A Typical Hawkwind Album
Fritz Gerlich | firstname.lastname@example.org | 12/24/2009
(3 out of 5 stars)
* Bridget Wishart - vocals
* Dave Brock - electric guitar, keyboards, vocals (track 4,6)
* Alan Davey - bass guitar, vocals (track 3)
* Simon House - violin
* Harvey Bainbridge - keyboards, vocals (track 7)
* Richard Chadwick - drums
Big changes for this one. Huw Lloyd-Langton's virtuosic guitar is gone, dedicated keyboardist Harvey Bainbridge is gone, and Danny Thompson's drums are gone as well. Simon House returns with his violin, and the Hawks hire a female vocalist for the first time.
I have the 1992 Castle mastering and it sounds very good.

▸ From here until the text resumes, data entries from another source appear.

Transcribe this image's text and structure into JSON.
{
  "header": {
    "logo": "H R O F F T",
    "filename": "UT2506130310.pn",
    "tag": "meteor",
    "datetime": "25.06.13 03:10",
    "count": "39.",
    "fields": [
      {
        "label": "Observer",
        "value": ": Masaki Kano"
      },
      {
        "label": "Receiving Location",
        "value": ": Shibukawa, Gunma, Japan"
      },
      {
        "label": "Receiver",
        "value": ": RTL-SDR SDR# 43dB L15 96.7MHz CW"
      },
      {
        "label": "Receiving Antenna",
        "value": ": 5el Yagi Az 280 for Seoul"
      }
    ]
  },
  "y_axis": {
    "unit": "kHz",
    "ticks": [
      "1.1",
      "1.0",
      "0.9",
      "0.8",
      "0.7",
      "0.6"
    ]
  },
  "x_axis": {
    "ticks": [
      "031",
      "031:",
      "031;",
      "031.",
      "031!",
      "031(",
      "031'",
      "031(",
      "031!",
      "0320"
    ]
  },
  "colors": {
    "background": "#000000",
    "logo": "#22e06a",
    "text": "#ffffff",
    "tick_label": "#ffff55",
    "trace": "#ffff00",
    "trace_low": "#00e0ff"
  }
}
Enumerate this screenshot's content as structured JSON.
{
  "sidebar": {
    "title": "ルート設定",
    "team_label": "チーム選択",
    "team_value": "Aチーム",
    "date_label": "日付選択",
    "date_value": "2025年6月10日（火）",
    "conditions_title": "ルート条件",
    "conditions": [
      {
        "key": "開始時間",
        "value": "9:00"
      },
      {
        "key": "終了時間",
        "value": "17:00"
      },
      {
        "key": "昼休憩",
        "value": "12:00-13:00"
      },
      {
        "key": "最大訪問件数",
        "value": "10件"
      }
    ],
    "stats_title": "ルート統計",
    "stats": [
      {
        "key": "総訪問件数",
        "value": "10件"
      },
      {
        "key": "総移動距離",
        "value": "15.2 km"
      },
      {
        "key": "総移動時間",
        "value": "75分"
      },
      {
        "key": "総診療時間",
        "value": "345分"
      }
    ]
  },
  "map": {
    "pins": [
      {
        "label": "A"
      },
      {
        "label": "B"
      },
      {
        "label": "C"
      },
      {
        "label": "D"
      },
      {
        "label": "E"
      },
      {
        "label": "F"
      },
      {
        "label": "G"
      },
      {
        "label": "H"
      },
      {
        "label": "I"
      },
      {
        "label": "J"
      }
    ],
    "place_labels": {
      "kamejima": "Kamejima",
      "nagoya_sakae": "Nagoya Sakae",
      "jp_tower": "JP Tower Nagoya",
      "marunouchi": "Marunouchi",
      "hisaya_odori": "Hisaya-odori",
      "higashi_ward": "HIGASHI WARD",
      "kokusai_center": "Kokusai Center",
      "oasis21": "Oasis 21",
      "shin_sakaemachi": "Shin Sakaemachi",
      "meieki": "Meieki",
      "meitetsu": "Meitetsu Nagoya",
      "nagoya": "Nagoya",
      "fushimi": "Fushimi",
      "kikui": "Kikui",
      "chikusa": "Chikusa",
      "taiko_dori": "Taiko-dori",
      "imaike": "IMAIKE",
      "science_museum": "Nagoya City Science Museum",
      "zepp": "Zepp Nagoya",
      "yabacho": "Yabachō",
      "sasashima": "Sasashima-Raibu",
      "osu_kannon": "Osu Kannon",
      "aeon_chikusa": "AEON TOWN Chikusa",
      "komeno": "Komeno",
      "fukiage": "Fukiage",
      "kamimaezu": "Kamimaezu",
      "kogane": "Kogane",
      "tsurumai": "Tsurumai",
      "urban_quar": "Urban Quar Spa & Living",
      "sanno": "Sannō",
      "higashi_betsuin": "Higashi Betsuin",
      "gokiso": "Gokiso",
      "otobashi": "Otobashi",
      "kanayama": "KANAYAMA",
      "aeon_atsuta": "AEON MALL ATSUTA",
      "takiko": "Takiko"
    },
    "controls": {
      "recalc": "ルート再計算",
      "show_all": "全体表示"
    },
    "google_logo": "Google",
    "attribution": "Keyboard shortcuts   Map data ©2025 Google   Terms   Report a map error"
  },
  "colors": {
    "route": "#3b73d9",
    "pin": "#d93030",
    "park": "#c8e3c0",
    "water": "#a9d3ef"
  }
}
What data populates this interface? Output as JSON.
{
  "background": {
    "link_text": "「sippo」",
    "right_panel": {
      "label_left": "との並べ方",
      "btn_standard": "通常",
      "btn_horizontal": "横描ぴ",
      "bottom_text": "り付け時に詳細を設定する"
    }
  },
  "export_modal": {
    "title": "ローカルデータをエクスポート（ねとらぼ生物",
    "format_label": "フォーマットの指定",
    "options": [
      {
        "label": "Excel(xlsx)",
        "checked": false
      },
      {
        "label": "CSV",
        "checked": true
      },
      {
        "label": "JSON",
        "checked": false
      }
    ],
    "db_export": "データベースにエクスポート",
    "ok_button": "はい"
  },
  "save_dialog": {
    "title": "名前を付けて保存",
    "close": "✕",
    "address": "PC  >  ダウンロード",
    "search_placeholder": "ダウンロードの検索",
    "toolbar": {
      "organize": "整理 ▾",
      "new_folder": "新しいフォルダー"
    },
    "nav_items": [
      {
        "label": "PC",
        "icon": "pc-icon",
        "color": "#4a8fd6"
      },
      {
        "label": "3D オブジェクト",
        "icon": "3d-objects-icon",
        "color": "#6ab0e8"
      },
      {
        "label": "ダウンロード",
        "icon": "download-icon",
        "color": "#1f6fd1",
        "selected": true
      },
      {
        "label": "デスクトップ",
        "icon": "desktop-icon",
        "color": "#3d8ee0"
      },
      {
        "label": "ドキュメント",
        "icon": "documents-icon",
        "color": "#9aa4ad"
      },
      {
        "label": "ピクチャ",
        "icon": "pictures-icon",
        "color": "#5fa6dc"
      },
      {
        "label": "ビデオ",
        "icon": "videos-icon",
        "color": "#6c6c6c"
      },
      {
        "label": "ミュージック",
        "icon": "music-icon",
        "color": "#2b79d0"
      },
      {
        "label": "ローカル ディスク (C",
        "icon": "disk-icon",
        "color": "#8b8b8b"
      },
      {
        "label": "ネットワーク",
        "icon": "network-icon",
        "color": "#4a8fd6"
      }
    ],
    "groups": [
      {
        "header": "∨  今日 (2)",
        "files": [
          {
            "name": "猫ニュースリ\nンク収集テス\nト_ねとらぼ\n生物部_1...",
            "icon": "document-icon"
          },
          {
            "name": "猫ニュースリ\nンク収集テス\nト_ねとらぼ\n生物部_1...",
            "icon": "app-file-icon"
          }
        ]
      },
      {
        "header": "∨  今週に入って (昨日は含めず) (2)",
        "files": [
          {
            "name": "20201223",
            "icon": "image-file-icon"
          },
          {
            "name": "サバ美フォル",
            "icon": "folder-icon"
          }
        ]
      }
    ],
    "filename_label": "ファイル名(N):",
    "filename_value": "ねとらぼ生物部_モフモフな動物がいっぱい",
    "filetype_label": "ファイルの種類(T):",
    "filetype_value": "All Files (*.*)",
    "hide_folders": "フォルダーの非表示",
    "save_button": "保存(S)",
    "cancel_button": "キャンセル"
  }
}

There are lots of dynamics, solid bass, and good clarity. It will be interesting to see what Cherry Hill does with this one when it comes up for it's reissue in 2010.
The album is another tight and solid Hawk album: spacey instrumentals in between hard rocking space rockers with one exception. Aside from the female vocals, there isn't much different on this one. Bridget Wishart's voice fits surprisingly well with the music. The Hawks have also taken notice of the rise of Industrial music, and incorporated some of those elements into the tracks.
The first song is a fast tight hard rock song, typical hawkwind. It leads into the one different track on the album. Black Elk - a Sioux - recites a prayer to 'Grandfather, Mysterious One' over top of a tribal beat; which is followed by a short poem by Bridgett.
"Wings" is next, which is a mid tempo number written in response to the Valdez oil spill. It is a somber tune, not quite in keeping with the rest of the album, but still very good.
The next track is another hard rocker, in the same vein as the first one. Brock takes the vocals on this one for some reason.
"Realms" is a spacey instrumental very much in keeping with all the other spacey instrumentals from prior Hawk albums.
"Ship Of Dreams" is a sequencer based number with lots of effects. And aside from Houses violin, it would be quite forgettable.
The last song "TV Suicide" is another sequencer and effects song, using sampled audio from TV. It's an interesting Hawk experiment.
The band starts using more modern sequencers and synths on this album, and consequently the electronics lose their dated feel. There is some quality songwriting and playing on this album, but there isn't really anything new here or different here to distinguish it from other, better Hawk albums.
It is a recommend album for seasoned Hawk fans, but for newcomers I would get something else."